CRT's recent revision of terms and conditions for boat licences makes a fun read. There's an awful lot of loophole filling regarding the shenanigans of 'continuous cruisers' who don't continuously cruise and overstayers on 14 day moorings.
So now we know what a 'place' or a 'neighbourhood' is. They even quote the Oxford English dictionary definitions of a place and of navigation so as to clearly state what they mean by navigating from place to place. Of course they've had to go to these rather ridiculous lengths to deal with the Smarty Alec barrack room lawyers who try to get around the obvious intent of the terms and conditions.
And it's no good saying you can't move because you need to be near work etc.
Unacceptable reasons for staying longer than 14 days in a neighbourhood or locality include a need to stay within commuting distance of a place of work or of study (e.g. a school or college).
Here are a couple more titbits
Importantly, short trips within the same neighbourhood, and shuttling backwards and forwards along a small part of the network do NOT meet the legal requirement for navigation throughout the period of the licence.
What the law requires is that, if 14 days ago the boat was in neighbourhood A, by day 15 it must be in neighbourhood B or further afield. Thereafter, the next movement must be at least to neighbourhood C, and not back to neighbourhood A.
And there's an interesting bit about boats trying to avoid detection by not displaying it's name or licence number.

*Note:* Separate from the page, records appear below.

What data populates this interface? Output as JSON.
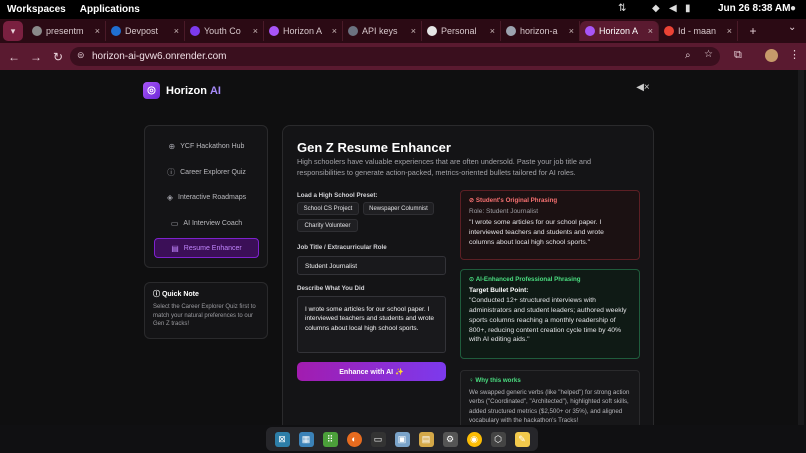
{
  "system_bar": {
    "workspaces": "Workspaces",
    "applications": "Applications",
    "clock": "Jun 26  8:38 AM"
  },
  "tabs": [
    {
      "label": "presentm",
      "color": "#8a8a8a",
      "active": false
    },
    {
      "label": "Devpost",
      "color": "#1f6fd1",
      "active": false
    },
    {
      "label": "Youth Co",
      "color": "#7c3aed",
      "active": false
    },
    {
      "label": "Horizon A",
      "color": "#a855f7",
      "active": false
    },
    {
      "label": "API keys",
      "color": "#6b7280",
      "active": false
    },
    {
      "label": "Personal",
      "color": "#e5e5e5",
      "active": false
    },
    {
      "label": "horizon-a",
      "color": "#9ca3af",
      "active": false
    },
    {
      "label": "Horizon A",
      "color": "#a855f7",
      "active": true
    },
    {
      "label": "Id - maan",
      "color": "#ea4335",
      "active": false
    }
  ],
  "address_bar": {
    "url": "horizon-ai-gvw6.onrender.com"
  },
  "app": {
    "brand_name": "Horizon",
    "brand_suffix": "AI"
  },
  "sidebar": {
    "items": [
      {
        "label": "YCF Hackathon Hub",
        "icon": "globe-icon"
      },
      {
        "label": "Career Explorer Quiz",
        "icon": "info-icon"
      },
      {
        "label": "Interactive Roadmaps",
        "icon": "layers-icon"
      },
      {
        "label": "AI Interview Coach",
        "icon": "chat-icon"
      },
      {
        "label": "Resume Enhancer",
        "icon": "document-icon"
      }
    ],
    "active_index": 4
  },
  "quick_note": {
    "title": "Quick Note",
    "text": "Select the Career Explorer Quiz first to match your natural preferences to our Gen Z tracks!"
  },
  "enhancer": {
    "title": "Gen Z Resume Enhancer",
    "subtitle": "High schoolers have valuable experiences that are often undersold. Paste your job title and responsibilities to generate action-packed, metrics-oriented bullets tailored for AI roles.",
    "preset_label": "Load a High School Preset:",
    "presets": [
      "School CS Project",
      "Newspaper Columnist",
      "Charity Volunteer"
    ],
    "job_title_label": "Job Title / Extracurricular Role",
    "job_title_value": "Student Journalist",
    "did_label": "Describe What You Did",
    "did_value": "I wrote some articles for our school paper. I interviewed teachers and students and wrote columns about local high school sports.",
    "enhance_button": "Enhance with AI ✨"
  },
  "original_card": {
    "title": "Student's Original Phrasing",
    "role": "Role: Student Journalist",
    "quote": "\"I wrote some articles for our school paper. I interviewed teachers and students and wrote columns about local high school sports.\""
  },
  "enhanced_card": {
    "title": "AI-Enhanced Professional Phrasing",
    "target_label": "Target Bullet Point:",
    "quote": "\"Conducted 12+ structured interviews with administrators and student leaders; authored weekly sports columns reaching a monthly readership of 800+, reducing content creation cycle time by 40% with AI editing aids.\""
  },
  "why_card": {
    "title": "Why this works",
    "text": "We swapped generic verbs (like \"helped\") for strong action verbs (\"Coordinated\", \"Architected\"), highlighted soft skills, added structured metrics ($2,500+ or 35%), and aligned vocabulary with the hackathon's Tracks!"
  },
  "colors": {
    "accent": "#a855f7",
    "red": "#ef4444",
    "green": "#22c55e",
    "tab_strip": "#2b0a14",
    "toolbar": "#5a1a30"
  }
}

If, at any time, the Boat name, index number or Licence are not visible as per condition 10.1 We may place a sticker on the Boat or on any cover on the Boat showing the number, which must not be removed unless the number is displayed in another way.
There are also bits about CRT's legal entitlement to cross one boat to get to another moored alongside or to cross private land to access a boat.
Widebeams, now proliferating as floating homes, although not specifically identified are warned that they must not use parts of the system unsuitable for their navigation, or must not moor where they constitute an obstruction.
Interestingly CRT is obliged to admit in the text that
This Guidance does not have the force of law but seeks to interpret the law as set out in s.17 of the British Waterways Act 1995 .
However it quotes legal precedent showing what a court is likely to think
The Guidelines issued in 2008 were considered by the court in the case of British Waterways v Davies in the County Court at Bristol. The Judge expressly found that Mr Davies’ movement of his vessel every 14 days (whilst remaining on the same approximate 10 mile stretch of canal between Bath and Bradford on Avon) was not bona fide use of the vessel for navigation. These Guidelines have been updated and refined in the light of that Judgment.
Of course all this comes a bit late. I can't really see CRT breaking up the hundreds (or is it thousands?) of continuous moorers in London and other cities in the short or even medium term. Having these rules is all very well but it would take a tremendous amount of effort and pain to enforce them rigorously in places like London. The boaters there are well organised and vociferous in defence of their right to a floating home. Of course my reply would be yes, you have a right to your home (boat), but not to any particular bit of public canal bank which other people may need to use.
I well recall an employee of CRT in London who had daily problems dealing with what he called 'the triangle of pain' around east London saying to me "well we can't be too hard on these people because we're a charity." All I said was that the National Trust is a charity but can you ever imagine people being allowed to live in their car parks?
It's a really tough one because accommodation in London is so expensive. Many (not all) of these boaters would prefer a proper home rather than a leaky crumbling old boat. If anyone has the answer to the problems. I'd like to hear it.